The Geyerumriss is located exactly to the west of Rust, on the Mörbisch side, and consists of slate weathered soil without any lime content, although opposite the main road at the forest outline the white limestone massively comes up the surface. Apparently, previous generations have intuitively made a division here through the main traffic route to Eisenstadt. Most of the location has direct eye contact with the Rust Bay and the lake.
In the Rust Great Terrace division, the outline of the Geyerumriss, as a northern continuation of the Plachen, belongs to the third and thus medium elevation level - but without the clay portion that is characteristic for the Plachen. The site is exposed to east-north-east and the drainage is good, also due to the increased proportion of small slate pieces.
Where the name comes from remains unclear. Neither can be explained the denomination „Geyer“ of the western bordering single vineyard. The appendix "umriss"(outline), however, indicates that at least the greater part of the site was only created with the expansion of the vineyard area in the 18th and 19th centuries.
The predecessor vineyard, which Günter's father Paul Triebaumer acquired in the 1980s, had been planted out after the war and, as a child of its time, with a variety of grape vines such as Neuburger, Welschriesling, Pinot Blanc, Traminer, Müller Thurgau and Chardonnay, which the old people also called "Goldburgunder". Also a few not grafted vines ("Direktträger") like the Delaware and the Blue Jacquez still remained, but these were not very popular with the harvesting teams and therefore dropped on the ground.
In 1987 the site was cleared and replanted in 1990. Paul Triebaumer himself produced the Furmint and Chardonnay seedlings - with scions from plants he trusted. A correct decision to this day!
The vineyard was planted as a double-vine cultivation with a medium grape zone height, and over the course of time, it has undergone various adaptations such as additional pairs of stainless steel wires or rejuvenation from the grafting point upwards, so that in the meantime growth and yield have achieved a natural balance.
In principle, the Geyerumriss would also be suitable to produce Ausbruch annually, as for example in the 2004 vintage, but only under the condition of early netting, since a power line runs diagonally through the area of the slope ridge - a kind of sun terrace for the deadly enemies: the starlings.
As far as vineyard management is concerned, the Geyerumriss is one of those vineyards where, apart from shoot positioning, little foliage work is required, as it is a "grown-up" vineyard with a rather low yield and a naturally loose grape zone.

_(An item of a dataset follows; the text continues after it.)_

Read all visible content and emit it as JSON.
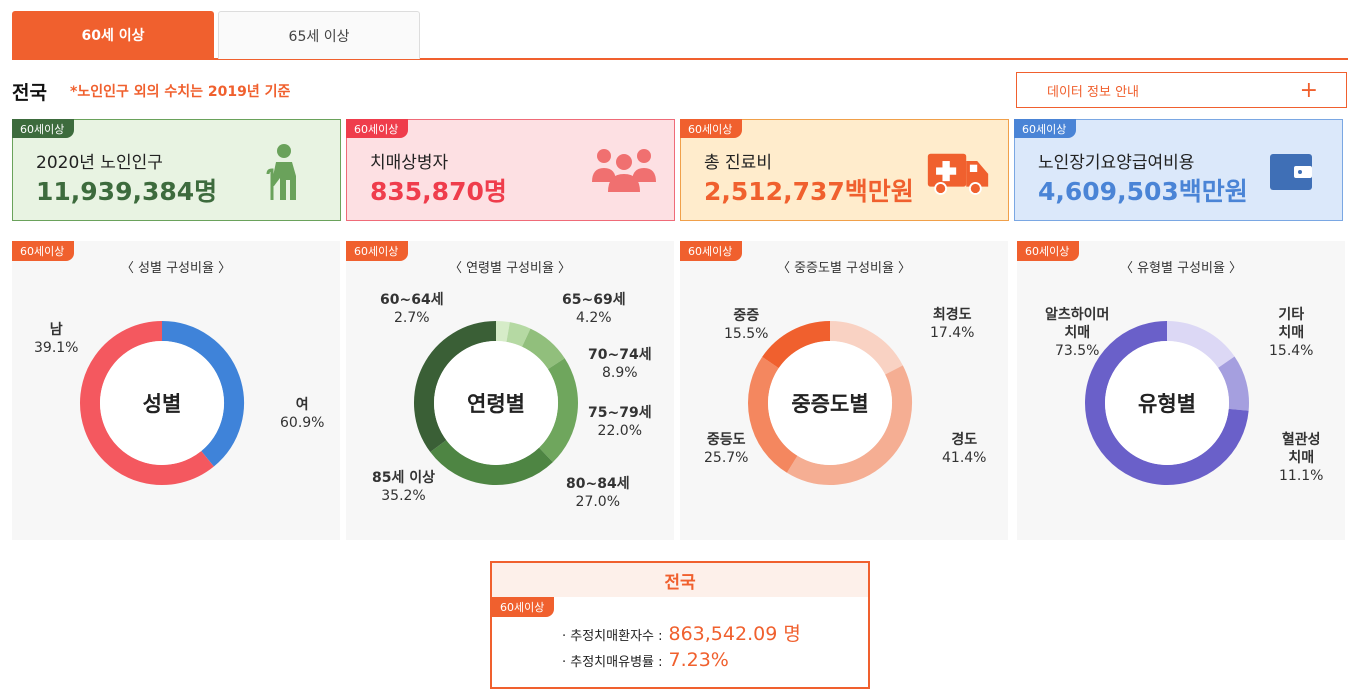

The Chardonnay material, which has been cultivated for four generations, characteristically flowers very early - usually already at the end of May. This often involves bad, windy and cool flowering weather, which always results in a noticeable degree of coulure.

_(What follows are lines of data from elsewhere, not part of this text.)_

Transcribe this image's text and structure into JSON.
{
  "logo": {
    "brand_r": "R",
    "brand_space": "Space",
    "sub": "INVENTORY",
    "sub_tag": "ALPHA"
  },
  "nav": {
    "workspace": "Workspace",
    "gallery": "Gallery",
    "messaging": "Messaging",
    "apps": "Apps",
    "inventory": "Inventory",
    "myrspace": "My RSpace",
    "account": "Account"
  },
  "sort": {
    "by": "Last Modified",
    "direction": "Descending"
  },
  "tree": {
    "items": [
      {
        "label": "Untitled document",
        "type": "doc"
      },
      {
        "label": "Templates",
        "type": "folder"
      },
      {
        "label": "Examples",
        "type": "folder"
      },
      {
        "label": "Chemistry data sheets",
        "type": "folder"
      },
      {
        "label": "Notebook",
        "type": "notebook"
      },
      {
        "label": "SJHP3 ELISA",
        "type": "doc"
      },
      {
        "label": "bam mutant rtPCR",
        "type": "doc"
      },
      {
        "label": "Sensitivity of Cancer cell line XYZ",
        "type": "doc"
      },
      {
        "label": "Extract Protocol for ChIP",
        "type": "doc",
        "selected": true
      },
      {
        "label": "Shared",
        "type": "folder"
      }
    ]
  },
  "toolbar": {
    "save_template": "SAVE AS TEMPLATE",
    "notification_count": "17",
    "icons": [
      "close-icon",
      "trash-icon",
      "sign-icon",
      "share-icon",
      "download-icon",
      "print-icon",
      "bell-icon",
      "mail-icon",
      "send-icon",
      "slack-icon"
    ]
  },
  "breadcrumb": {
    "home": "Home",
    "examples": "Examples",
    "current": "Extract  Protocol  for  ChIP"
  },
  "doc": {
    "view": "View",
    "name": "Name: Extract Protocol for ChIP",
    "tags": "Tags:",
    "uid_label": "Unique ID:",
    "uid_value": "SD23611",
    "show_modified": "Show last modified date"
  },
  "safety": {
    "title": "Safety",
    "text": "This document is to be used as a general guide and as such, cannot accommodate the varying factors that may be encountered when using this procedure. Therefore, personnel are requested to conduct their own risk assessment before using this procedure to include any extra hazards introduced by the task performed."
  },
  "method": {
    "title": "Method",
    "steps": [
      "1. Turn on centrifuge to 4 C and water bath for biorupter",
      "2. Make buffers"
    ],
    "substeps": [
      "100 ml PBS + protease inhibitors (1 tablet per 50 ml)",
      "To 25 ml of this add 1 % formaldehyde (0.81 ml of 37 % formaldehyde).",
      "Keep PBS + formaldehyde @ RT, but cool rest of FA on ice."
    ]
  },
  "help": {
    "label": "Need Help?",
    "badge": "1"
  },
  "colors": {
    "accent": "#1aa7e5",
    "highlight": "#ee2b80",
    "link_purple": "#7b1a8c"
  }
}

The Furmint also develops a small grape phenotype here, which becomes more and more differentiated as the vines age. As a result, the grapes are quite small and the selective hand harvest is correspondingly slow. These "little grapes" almost always hang in the shade/half-shade, which is definitely intended. This way, a considerable amount of a juicy characteristic fruit remains until the wine is finished, a fact which distinguishes a Geyerumriss.

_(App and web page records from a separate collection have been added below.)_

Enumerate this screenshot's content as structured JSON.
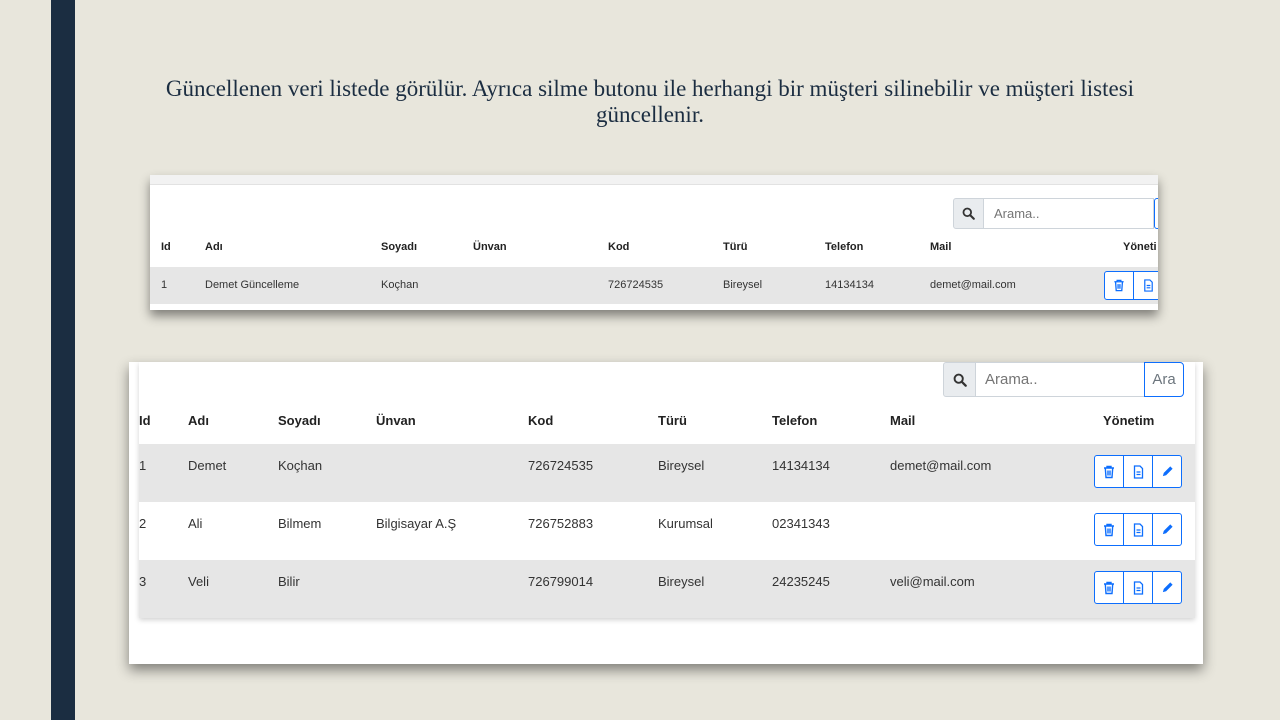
{
  "caption": "Güncellenen veri listede görülür. Ayrıca silme butonu ile herhangi bir müşteri silinebilir ve müşteri listesi güncellenir.",
  "colors": {
    "accent": "#0d6efd",
    "sidebar": "#1b2d41",
    "background": "#e8e6dc",
    "row_alt": "#e6e6e6"
  },
  "screenshot1": {
    "search_placeholder": "Arama..",
    "columns": {
      "id": "Id",
      "adi": "Adı",
      "soyadi": "Soyadı",
      "unvan": "Ünvan",
      "kod": "Kod",
      "turu": "Türü",
      "telefon": "Telefon",
      "mail": "Mail",
      "yonetim": "Yöneti"
    },
    "rows": [
      {
        "id": "1",
        "adi": "Demet Güncelleme",
        "soyadi": "Koçhan",
        "unvan": "",
        "kod": "726724535",
        "turu": "Bireysel",
        "telefon": "14134134",
        "mail": "demet@mail.com"
      }
    ],
    "icons": [
      "search-icon",
      "trash-icon",
      "document-icon"
    ]
  },
  "screenshot2": {
    "search_placeholder": "Arama..",
    "search_button": "Ara",
    "columns": {
      "id": "Id",
      "adi": "Adı",
      "soyadi": "Soyadı",
      "unvan": "Ünvan",
      "kod": "Kod",
      "turu": "Türü",
      "telefon": "Telefon",
      "mail": "Mail",
      "yonetim": "Yönetim"
    },
    "rows": [
      {
        "id": "1",
        "adi": "Demet",
        "soyadi": "Koçhan",
        "unvan": "",
        "kod": "726724535",
        "turu": "Bireysel",
        "telefon": "14134134",
        "mail": "demet@mail.com"
      },
      {
        "id": "2",
        "adi": "Ali",
        "soyadi": "Bilmem",
        "unvan": "Bilgisayar A.Ş",
        "kod": "726752883",
        "turu": "Kurumsal",
        "telefon": "02341343",
        "mail": ""
      },
      {
        "id": "3",
        "adi": "Veli",
        "soyadi": "Bilir",
        "unvan": "",
        "kod": "726799014",
        "turu": "Bireysel",
        "telefon": "24235245",
        "mail": "veli@mail.com"
      }
    ],
    "icons": [
      "search-icon",
      "trash-icon",
      "document-icon",
      "pencil-icon"
    ]
  }
}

As with all white wines from Rust silicate soils, a nice citrus touch can be noticed in the finish which keeps the product compact. It is beautiful to be able to rely on something like this! Our Furmints and Chardonnays would almost always be able to absorb a theoretical dose of wood, but this will not happen for the time being. Fermented in steel tanks for months, the Geyerumriss develops a very characteristic fruit of yellow apples, ripe quinces, juicy pears, sugar melons and yellow meadow flowers, lime-tree blossoms and also acacia flowers and -honey. In addition, there is always a serious steely touch, which we have been appreciating for decades. However, this power is always a side effect of a complete physiological ripeness, which is what matters most to us.
Another characteristic of our vine material is the comparatively thin skin of the Ruster Furmint. This requires a certain sensitivity in determining the time of harvest. Wait one day too long and the Bortrytis is there overnight! That again means expensive and slow selection, but in the meantime and having survived enormous nervous tension, we are used to it.
The most widely used rootstock in Rust is the Kober 5 BB. It has proved most reliable and least sensitive.
If you have bravely read the text up to this point, you are welcome to visit our winery and find out whether the Furmint really ages as well as it has been promised. We will see!